I admit that it is something of a pleasure not to have to deal with the usual Isaiah passages that regularly dot the lectionary for Advent. However grand and glorious those texts are, and however familiar and beloved, a constant recital of “peaceable kingdom” portraits can be dangerous, and I use that loaded term advisedly. If Is.11 becomes the determinative picture of our Advent and Christmas celebrations, we run the risk of experiencing the seasons as gooey confections of romanticized nostalgia, as the family sits together around the flocked tree, expressing to one another signs of teary-eyed love and affection. I admit to being quite attracted to such a scene, although in my 72 years of Christmases, seldom has that scene presented itself to me. I remember the scene as too often filled with no little tension; money was tight, Mom and Dad were not on the easiest of terms, my brothers and I were ripping open passages of socks and underwear, trying to hide our bitter disappointment. My mother was a night nurse at a local hospital for most of our growing-up years, and some Christmases, we waited until she came home from work, exhausted by her strenuous shift, her eyes clouded with lack of sleep.
During my adult Christmas mornings, there were, thank heaven, more of the hoped for love and joy and fun, but there were those years when our family was divided for various reasons, when we struggled for some sense of harmony. And this year, too, our family will not be together, since our son and his wife are in the midst of separation and eventual divorce. We will need to create new and different ways to celebrate, first with our son, then with our daughter-in-law, then with our daughter and her husband, and sometime with our two young grandchildren in some as yet not determined combination. There will be no dewy eyed romantic scene about the tree this year. The peaceable kingdom will not be in evidence at our multiple places of residence.
That is why, for me this year, Malachi 3 may be just the ticket. There is no “weaned child playing over the adder’s den” in this text, no “wolf lying down with lamb.” Instead, we find “the messenger of the covenant” of YHWH, a reminder that YHWH’s covenant with the people remains in force, and that that covenant has been rejected and broken by YHWH’s people. In short, YHWH’s gift of land and promise seems far distant, as the people have gone to exile due to their refusal to become YHWH’s children, despite YHWH’s constant desire that they do so. Jeremiah’s stark Temple sermon of Jer.7 where he admonishes God’s people who “swear, lie, and steal,” and then enter the sanctuary claiming to be God’s people; it will not do, says the furious prophet. “Woe to you who say this is the temple of YHWH, the temple of YHWH, the temple of YHWH!” The covenant needs a rewriting, he says (Jer.31); the old one has been shattered.

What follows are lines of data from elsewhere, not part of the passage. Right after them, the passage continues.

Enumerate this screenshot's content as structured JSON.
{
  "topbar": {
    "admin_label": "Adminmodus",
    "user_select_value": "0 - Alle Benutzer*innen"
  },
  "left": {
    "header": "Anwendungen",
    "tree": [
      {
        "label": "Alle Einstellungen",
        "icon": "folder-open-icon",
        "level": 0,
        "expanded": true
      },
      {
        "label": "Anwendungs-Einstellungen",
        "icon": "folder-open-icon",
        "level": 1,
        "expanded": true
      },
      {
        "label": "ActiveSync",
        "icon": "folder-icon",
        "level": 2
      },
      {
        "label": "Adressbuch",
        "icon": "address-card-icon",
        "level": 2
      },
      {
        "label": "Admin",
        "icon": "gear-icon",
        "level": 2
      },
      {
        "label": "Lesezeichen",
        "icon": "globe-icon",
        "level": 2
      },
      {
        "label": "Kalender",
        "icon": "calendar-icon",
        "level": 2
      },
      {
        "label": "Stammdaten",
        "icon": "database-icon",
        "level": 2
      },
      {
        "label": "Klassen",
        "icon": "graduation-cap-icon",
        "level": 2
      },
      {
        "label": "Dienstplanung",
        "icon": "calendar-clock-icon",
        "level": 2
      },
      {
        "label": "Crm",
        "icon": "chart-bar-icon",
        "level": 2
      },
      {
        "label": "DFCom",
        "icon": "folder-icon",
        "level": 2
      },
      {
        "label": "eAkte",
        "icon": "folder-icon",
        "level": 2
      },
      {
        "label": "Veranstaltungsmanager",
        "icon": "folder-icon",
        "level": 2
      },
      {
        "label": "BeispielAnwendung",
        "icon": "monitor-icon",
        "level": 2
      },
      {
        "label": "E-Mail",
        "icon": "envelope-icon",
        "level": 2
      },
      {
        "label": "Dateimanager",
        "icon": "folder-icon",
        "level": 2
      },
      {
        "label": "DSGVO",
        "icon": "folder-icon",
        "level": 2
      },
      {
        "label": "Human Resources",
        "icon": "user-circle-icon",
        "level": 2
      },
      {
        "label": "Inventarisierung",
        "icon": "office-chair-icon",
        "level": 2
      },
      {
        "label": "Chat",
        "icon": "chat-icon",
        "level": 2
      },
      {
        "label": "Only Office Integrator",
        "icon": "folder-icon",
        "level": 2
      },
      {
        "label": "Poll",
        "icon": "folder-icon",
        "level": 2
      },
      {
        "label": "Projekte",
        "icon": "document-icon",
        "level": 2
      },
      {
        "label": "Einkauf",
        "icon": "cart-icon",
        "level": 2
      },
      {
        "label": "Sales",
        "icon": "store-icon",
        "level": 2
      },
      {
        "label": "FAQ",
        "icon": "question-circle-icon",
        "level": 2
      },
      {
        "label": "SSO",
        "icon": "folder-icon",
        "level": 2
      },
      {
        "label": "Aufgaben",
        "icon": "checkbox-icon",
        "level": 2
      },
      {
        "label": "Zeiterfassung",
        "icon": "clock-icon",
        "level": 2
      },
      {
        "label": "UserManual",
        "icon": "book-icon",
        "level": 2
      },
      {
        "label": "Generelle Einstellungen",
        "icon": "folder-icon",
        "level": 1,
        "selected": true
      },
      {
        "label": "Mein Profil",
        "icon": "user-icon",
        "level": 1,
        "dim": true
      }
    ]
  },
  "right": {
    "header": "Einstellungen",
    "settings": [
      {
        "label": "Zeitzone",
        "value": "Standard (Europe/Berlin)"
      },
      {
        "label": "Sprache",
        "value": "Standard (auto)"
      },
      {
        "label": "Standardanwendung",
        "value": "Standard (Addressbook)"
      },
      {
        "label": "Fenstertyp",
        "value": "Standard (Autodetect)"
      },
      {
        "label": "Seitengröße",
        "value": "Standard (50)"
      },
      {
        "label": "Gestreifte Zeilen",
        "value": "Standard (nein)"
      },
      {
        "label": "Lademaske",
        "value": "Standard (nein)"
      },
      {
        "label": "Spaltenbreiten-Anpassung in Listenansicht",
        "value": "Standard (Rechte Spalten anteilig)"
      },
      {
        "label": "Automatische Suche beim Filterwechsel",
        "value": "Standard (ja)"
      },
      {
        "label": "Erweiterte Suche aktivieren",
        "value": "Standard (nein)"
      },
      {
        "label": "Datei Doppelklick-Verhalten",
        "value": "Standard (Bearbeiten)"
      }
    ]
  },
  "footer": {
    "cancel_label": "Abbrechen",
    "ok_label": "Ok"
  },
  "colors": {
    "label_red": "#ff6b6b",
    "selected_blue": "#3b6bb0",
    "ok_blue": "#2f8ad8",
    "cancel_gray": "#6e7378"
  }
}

Hence, the messenger of the covenant is coming, says YHWH through the later prophet Malachi, Hebrew for “my messenger.” Instead of a lamb, we see here “a refiner’s fire,” a “caustic soap,” that burns away the impurities, that scrubs off the grime of evil. The burning and the scrubbing will do their scouring work until “the descendants of Levi,” the priestly caste of the people, will be “refined like gold and silver” until they at last present to YHWH “righteous offerings,” rather than the trash they have been giving to God so recklessly. At vs.4, Malachi indulges in a bit of nostalgia himself as he tells Israel that after the purifying actions of YHWH, “their offerings will be pleasing to YHWH as in the days of old and as in former years.” The fact is that there is precisely no evidence that the people have ever in their history with any consistency offered their God anything like righteous offerings; indeed, Israel’s history is a record of rebellion far more than it is one of righteous offerings.
Malachi says to us that when we do think and act in those ways we reveal that “we do not fear YHWH” at all, no matter how grandly we celebrate the season, no matter how loudly we sing about the messiah, his mother, and the stars and camels and wise men who witness to his coming. Malachi speaks not of a babe in a manger but a fiery, demanding messenger who warns us that God’s sharp demands do not take a break at Advent and Christmas. The one we celebrate may be babe, “mewling and puking in his mother’s milk” (M. Luther), but he is also refiner’s fire and caustic soap, come to cleanse us, even those of us who think we do not need a bath at all.
Our Christmas celebration this year will be far from easy, but it will happen. But however we are able to pull it off, I will strive to remember that the Christ child is far more than the little baby, “no crying he makes,” but is also the gift of God who calls me to keep my eyes open for those among us who struggle to live at all, let alone experience a rich and comfortable Christmas. In them, in their care, says Malachi, we have the possibility finally of really fearing God. I wish for you and for me both a happy and an unsettling Advent.
(Images from Wikimedia Commons)